■ Task objective: Copy each entry below unchanged; the images do not go in the copy.

### Data to use

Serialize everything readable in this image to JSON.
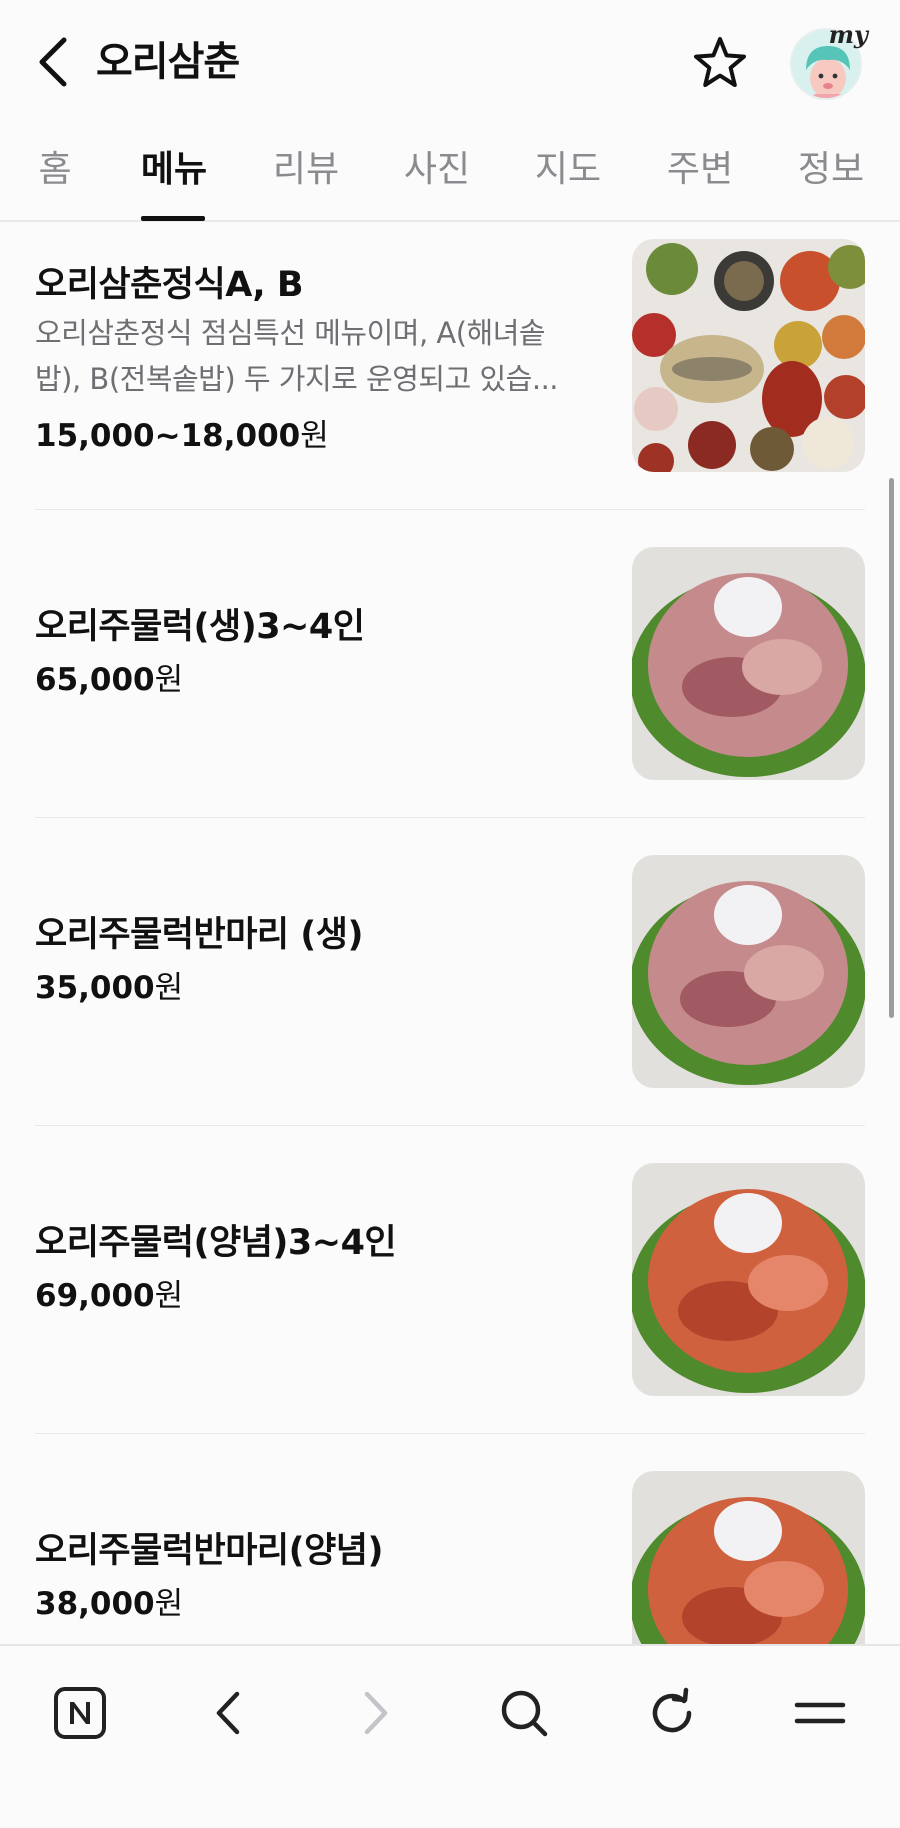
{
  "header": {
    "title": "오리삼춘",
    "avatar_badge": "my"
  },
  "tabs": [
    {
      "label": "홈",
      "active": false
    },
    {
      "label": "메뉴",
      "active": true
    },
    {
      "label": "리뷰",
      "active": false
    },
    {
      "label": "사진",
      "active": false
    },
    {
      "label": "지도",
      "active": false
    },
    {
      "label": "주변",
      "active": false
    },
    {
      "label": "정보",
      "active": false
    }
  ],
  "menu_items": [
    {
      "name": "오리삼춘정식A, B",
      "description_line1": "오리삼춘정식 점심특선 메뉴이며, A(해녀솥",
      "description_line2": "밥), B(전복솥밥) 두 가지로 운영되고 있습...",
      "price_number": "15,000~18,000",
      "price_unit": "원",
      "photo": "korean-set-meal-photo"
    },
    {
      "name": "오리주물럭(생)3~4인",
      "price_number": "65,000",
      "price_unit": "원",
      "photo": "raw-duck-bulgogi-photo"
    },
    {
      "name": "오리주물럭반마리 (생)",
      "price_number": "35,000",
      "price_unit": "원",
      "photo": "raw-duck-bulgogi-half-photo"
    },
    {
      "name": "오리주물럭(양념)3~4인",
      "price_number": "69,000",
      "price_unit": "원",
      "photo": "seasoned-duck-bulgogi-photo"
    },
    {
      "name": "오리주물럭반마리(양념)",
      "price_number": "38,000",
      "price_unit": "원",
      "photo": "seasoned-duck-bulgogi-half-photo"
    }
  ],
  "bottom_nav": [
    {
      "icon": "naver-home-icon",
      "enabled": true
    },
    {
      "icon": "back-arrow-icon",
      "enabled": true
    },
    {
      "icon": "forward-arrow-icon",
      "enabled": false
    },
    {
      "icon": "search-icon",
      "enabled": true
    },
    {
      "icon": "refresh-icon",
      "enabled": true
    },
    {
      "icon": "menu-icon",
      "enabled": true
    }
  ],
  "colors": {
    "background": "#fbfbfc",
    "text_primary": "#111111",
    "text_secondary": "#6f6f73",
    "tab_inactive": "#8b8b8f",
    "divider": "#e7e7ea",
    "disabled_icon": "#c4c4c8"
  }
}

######

■ Answer for this exercise:
Serialize everything readable in this image to JSON.
{
  "header": {
    "title": "오리삼춘",
    "avatar_badge": "my"
  },
  "tabs": [
    {
      "label": "홈",
      "active": false
    },
    {
      "label": "메뉴",
      "active": true
    },
    {
      "label": "리뷰",
      "active": false
    },
    {
      "label": "사진",
      "active": false
    },
    {
      "label": "지도",
      "active": false
    },
    {
      "label": "주변",
      "active": false
    },
    {
      "label": "정보",
      "active": false
    }
  ],
  "menu_items": [
    {
      "name": "오리삼춘정식A, B",
      "description_line1": "오리삼춘정식 점심특선 메뉴이며, A(해녀솥",
      "description_line2": "밥), B(전복솥밥) 두 가지로 운영되고 있습...",
      "price_number": "15,000~18,000",
      "price_unit": "원",
      "photo": "korean-set-meal-photo"
    },
    {
      "name": "오리주물럭(생)3~4인",
      "price_number": "65,000",
      "price_unit": "원",
      "photo": "raw-duck-bulgogi-photo"
    },
    {
      "name": "오리주물럭반마리 (생)",
      "price_number": "35,000",
      "price_unit": "원",
      "photo": "raw-duck-bulgogi-half-photo"
    },
    {
      "name": "오리주물럭(양념)3~4인",
      "price_number": "69,000",
      "price_unit": "원",
      "photo": "seasoned-duck-bulgogi-photo"
    },
    {
      "name": "오리주물럭반마리(양념)",
      "price_number": "38,000",
      "price_unit": "원",
      "photo": "seasoned-duck-bulgogi-half-photo"
    }
  ],
  "bottom_nav": [
    {
      "icon": "naver-home-icon",
      "enabled": true
    },
    {
      "icon": "back-arrow-icon",
      "enabled": true
    },
    {
      "icon": "forward-arrow-icon",
      "enabled": false
    },
    {
      "icon": "search-icon",
      "enabled": true
    },
    {
      "icon": "refresh-icon",
      "enabled": true
    },
    {
      "icon": "menu-icon",
      "enabled": true
    }
  ],
  "colors": {
    "background": "#fbfbfc",
    "text_primary": "#111111",
    "text_secondary": "#6f6f73",
    "tab_inactive": "#8b8b8f",
    "divider": "#e7e7ea",
    "disabled_icon": "#c4c4c8"
  }
}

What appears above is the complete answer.